Margaret also enjoyed gardening and flowers, especially orchids, and was an avid reader on a wide variety of topics. But championing worthwhile missions was in her soul. She was an animal and nature lover and took pride in supporting many organizations that fought for the rights of protecting both. For over two decades she helped fund a ranch in Texas that works with abused horses. She quietly supported beneficial programs and projects too numerous to list. At her core, Margaret consistently delighted in helping those in need while always shunning attention for doing so.
Her favorite musician Leonard Cohen wrote, “There is a crack in everything, that’s how the light gets in.” Parkinson’s may have been the crack, but Margaret simply allowed it to spread more of her extraordinary light into the world to positively affect a myriad of people.
Ever optimistic, Margaret remained deeply involved in the work of The Parkinson Alliance. She continued to be passionate in finding ways to improve quality of life and in research that would ultimately find a cure for Parkinson’s disease. She was in regular communication with doctors and researchers throughout the country, including an over two decade relationship with Dr Brian Harris Kopell, who is now the Director of the Center for Neuromodulation at Mount Sinai Health System in NYC. “She has always been an inspiration through her own personal courage in the face of Parkinson’ disease. More impressively, she proved how one person’s unwavering dedication can leave a legacy of healing for others.”
Margaret was predeceased by her parents, Josef and Margit Ann Ujvary. Margaret is survived by her husband and partner of 57 years, Marty, their Coton de Tulear, Mumbo, and African Gray, Lori. She is also survived by her cousins, Michael Erdely and George Airday, and many friends who deeply love her.
In keeping with her wishes and generous spirit, Margaret’s body and brain were donated to the University of Pennsylvania for Parkinson’s research.

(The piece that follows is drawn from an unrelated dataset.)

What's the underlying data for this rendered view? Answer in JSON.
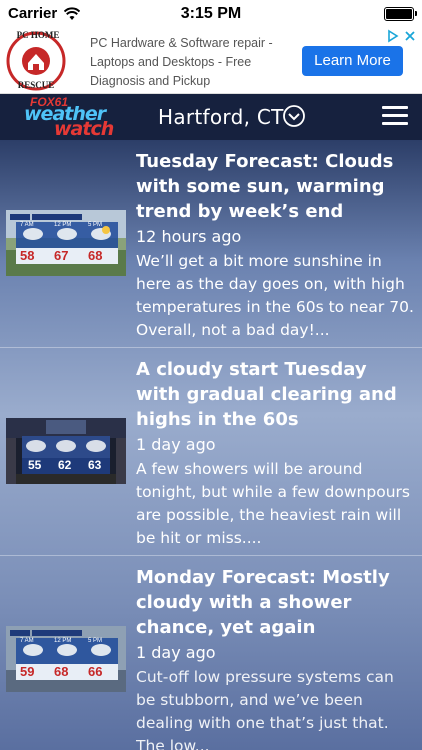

There will be no funeral. We welcome you to honor Margaret and her passionate work. Memorial donations can be made to The Parkinson Alliance, Post Office Box 308, Kingston, NJ 08528 or online at parkinsonalliance.org in her memory.